At PEXForum 2022, Joris Leverink was one of the keynote speakers that shared their vision on using the lenses of systems approaches and collaboration to affect change and address inequities.
There is no blueprint for systems change. Social change is a messy, unpredictable and chaotic process that is often surprising and sometimes uncomfortable. Civil society organisations and NGOs play an important role in cultivating a healthy and diverse oppositional ecology. But by their very nature they are forced to ‘play by the rules’ navigating their way through the institutional landscape dominated by states, corporations, supranational bodies and other powerful players.
As Nora Bateson put it in a recent article: ‘The system can’t change the system. The rules of the game do not include changing the rules of the game.’ Social change happens when these rules are broken.
Social movements are rule breakers. For most of modern history, social movements have been at the forefront of some of the most iconic social justice and equality struggles, from the struggle for women’s voting rights to the civil rights movement. Social movements have the capacity to influence public opinion; to mobilise, motivate and inspire a critical mass to either start building dual power structures, or pressure parties and politicians to introduce, vote on and pass legislation.
Social movements make the seemingly impossible imaginable by shifting public opinion and altering the limits of political possibility.
For progressive funders there’s a risk of targeting the symptoms of systemic inequality, rather than its root causes. Any form of philanthropy that fails to address the question of what generated the suffering in the first place, and what long-term solutions there might be to end its continual reproduction, is little more than a gesture of goodwill.
The challenges we’re facing currently are of historic proportions. The triple threat of the resurgence of fascism, unprecedented wealth inequality and the escalating climate catastrophe together create a perfect storm that endangers human life on this planet as we know it.

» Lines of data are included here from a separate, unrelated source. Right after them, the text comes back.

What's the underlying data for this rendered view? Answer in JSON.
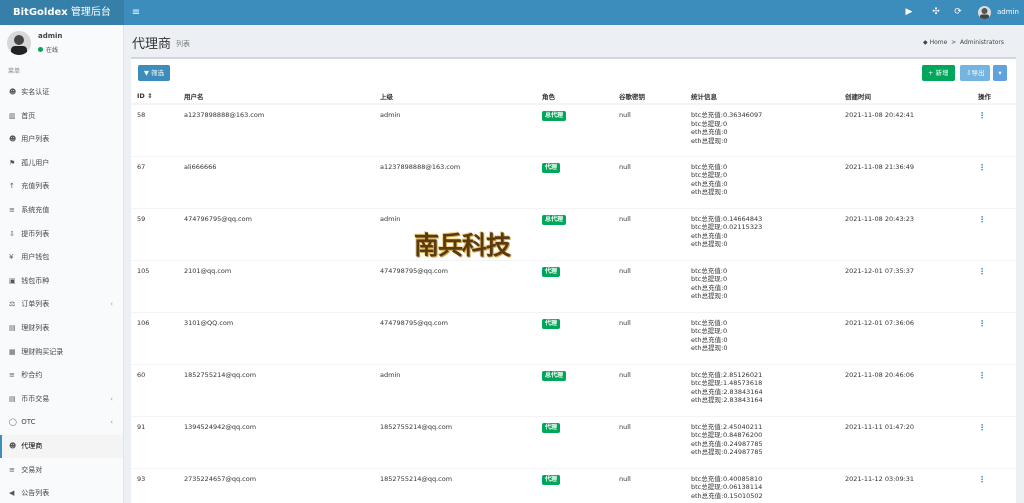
{
  "header": {
    "brand_bold": "BitGoldex",
    "brand_light": " 管理后台",
    "username": "admin"
  },
  "sidebar": {
    "user_name": "admin",
    "status": "在线",
    "menu_header": "菜单",
    "items": [
      {
        "label": "实名认证",
        "icon": "id-card-icon",
        "glyph": "☻"
      },
      {
        "label": "首页",
        "icon": "bar-chart-icon",
        "glyph": "▥"
      },
      {
        "label": "用户列表",
        "icon": "user-icon",
        "glyph": "☻"
      },
      {
        "label": "孤儿用户",
        "icon": "user-icon",
        "glyph": "⚑"
      },
      {
        "label": "充值列表",
        "icon": "up-arrow-icon",
        "glyph": "↑"
      },
      {
        "label": "系统充值",
        "icon": "list-icon",
        "glyph": "≡"
      },
      {
        "label": "提币列表",
        "icon": "download-icon",
        "glyph": "⇩"
      },
      {
        "label": "用户钱包",
        "icon": "yen-icon",
        "glyph": "¥"
      },
      {
        "label": "钱包币种",
        "icon": "wallet-icon",
        "glyph": "▣"
      },
      {
        "label": "订单列表",
        "icon": "balance-icon",
        "glyph": "⚖"
      },
      {
        "label": "理财列表",
        "icon": "file-icon",
        "glyph": "▤"
      },
      {
        "label": "理财购买记录",
        "icon": "grid-icon",
        "glyph": "▦"
      },
      {
        "label": "秒合约",
        "icon": "list-icon",
        "glyph": "≡"
      },
      {
        "label": "币币交易",
        "icon": "file-icon",
        "glyph": "▤"
      },
      {
        "label": "OTC",
        "icon": "circle-icon",
        "glyph": "◯"
      },
      {
        "label": "代理商",
        "icon": "users-icon",
        "glyph": "☻"
      },
      {
        "label": "交易对",
        "icon": "list-icon",
        "glyph": "≡"
      },
      {
        "label": "公告列表",
        "icon": "megaphone-icon",
        "glyph": "◀"
      }
    ]
  },
  "page": {
    "title": "代理商",
    "subtitle": "列表",
    "crumb_home": "Home",
    "crumb_current": "Administrators"
  },
  "toolbar": {
    "filter_label": "筛选",
    "new_label": "新增",
    "export_label": "导出"
  },
  "table": {
    "columns": [
      "ID ⇕",
      "用户名",
      "上级",
      "角色",
      "谷歌密钥",
      "统计信息",
      "创建时间",
      "操作"
    ],
    "rows": [
      {
        "id": "58",
        "username": "a1237898888@163.com",
        "parent": "admin",
        "role": "总代理",
        "google": "null",
        "stats": [
          "btc总充值:0.36346097",
          "btc总提现:0",
          "eth总充值:0",
          "eth总提现:0"
        ],
        "created": "2021-11-08 20:42:41"
      },
      {
        "id": "67",
        "username": "ali666666",
        "parent": "a1237898888@163.com",
        "role": "代理",
        "google": "null",
        "stats": [
          "btc总充值:0",
          "btc总提现:0",
          "eth总充值:0",
          "eth总提现:0"
        ],
        "created": "2021-11-08 21:36:49"
      },
      {
        "id": "59",
        "username": "474796795@qq.com",
        "parent": "admin",
        "role": "总代理",
        "google": "null",
        "stats": [
          "btc总充值:0.14664843",
          "btc总提现:0.02115323",
          "eth总充值:0",
          "eth总提现:0"
        ],
        "created": "2021-11-08 20:43:23"
      },
      {
        "id": "105",
        "username": "2101@qq.com",
        "parent": "474798795@qq.com",
        "role": "代理",
        "google": "null",
        "stats": [
          "btc总充值:0",
          "btc总提现:0",
          "eth总充值:0",
          "eth总提现:0"
        ],
        "created": "2021-12-01 07:35:37"
      },
      {
        "id": "106",
        "username": "3101@QQ.com",
        "parent": "474798795@qq.com",
        "role": "代理",
        "google": "null",
        "stats": [
          "btc总充值:0",
          "btc总提现:0",
          "eth总充值:0",
          "eth总提现:0"
        ],
        "created": "2021-12-01 07:36:06"
      },
      {
        "id": "60",
        "username": "1852755214@qq.com",
        "parent": "admin",
        "role": "总代理",
        "google": "null",
        "stats": [
          "btc总充值:2.85126021",
          "btc总提现:1.48573618",
          "eth总充值:2.83843164",
          "eth总提现:2.83843164"
        ],
        "created": "2021-11-08 20:46:06"
      },
      {
        "id": "91",
        "username": "1394524942@qq.com",
        "parent": "1852755214@qq.com",
        "role": "代理",
        "google": "null",
        "stats": [
          "btc总充值:2.45040211",
          "btc总提现:0.84876200",
          "eth总充值:0.24987785",
          "eth总提现:0.24987785"
        ],
        "created": "2021-11-11 01:47:20"
      },
      {
        "id": "93",
        "username": "2735224657@qq.com",
        "parent": "1852755214@qq.com",
        "role": "代理",
        "google": "null",
        "stats": [
          "btc总充值:0.40085810",
          "btc总提现:0.06138114",
          "eth总充值:0.15010502",
          ""
        ],
        "created": "2021-11-12 03:09:31"
      }
    ]
  },
  "watermark": "南兵科技"
}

Progressive funders have an important role to play in averting this disaster. It’s not necessary to come up with a quick fix to somehow reset the system. In our collective struggle for social justice, wealth equality, decolonisation, gender emancipation, LGBTQ+ acceptance, worker rights, anti-racist and anti-fascist organising and a livable planet for all, we each have a role to play. That of progressive funders is to redistribute wealth, to level the playing field, to channel resources to those groups and communities fighting on the front lines everyday for our collective survival.
The role of progressive funders is to fund social movements.
Funding social movements ought to be a long-term commitment, so as to grant front-line communities the necessary resources that allow them to organise over extended periods of time, even when there appears to be not much going on. In the words of Guerrilla Foundation’s comms wizard Ivan March: ‘Resourcing activism is not compatible with quick-fix, magic bullet or short-cut tactics. It is a long-distance run. It takes time, patience and perseverance.’
Social movements are often led by volunteer activists who themselves are frequently members of the front-line communities that are directly impacted by the very issues they’re campaigning against. Funding social movements thus means not only supporting essential social, economic and climate justice struggles, but also to extend a hand and to stand in solidarity with those front-line communities in struggle.
At this point it is important for funders to acknowledge the limits of their knowledge and experience, and be willing to take a backseat. It’s not about granting the money and buying a seat at the organising table. It is important for wealthy individuals and foundations to be mindful of their power and privilege and to be brave enough to take a step back and let others decide how their wealth is being spent.
This can be done, for example, through the practice of participatory grantmaking, which will help your organisations to become more accountable; to increase your transparency; and it entrenches a practice and culture of collaboration at the very heart of your organisation. Break up the funder-grantee division and involve the recipients of foundation grants into the decision-making process. Participatory grantmaking shifts decision-making power from grantmakers to grantees.
As we find ourselves at a historic crossroads, it is imperative that we recognise the central role played by social movements in bringing about systems change and to act accordingly: allocate funds for social movements; recognise the leadership and expertise of local organisers and front-line communities; and open up your organisations to activists and make them part of your decision making processes. It will certainly help turning the odds in our favor.
Joris Leverink is a writer, editor and activist based in Istanbul, Turkey. Until its recent closure, he was managing editor at the social movement journal ROAR Magazine. He is currently a member of the Guerrilla Foundation’s Activist Council, the organisation’s participatory grantmaking body.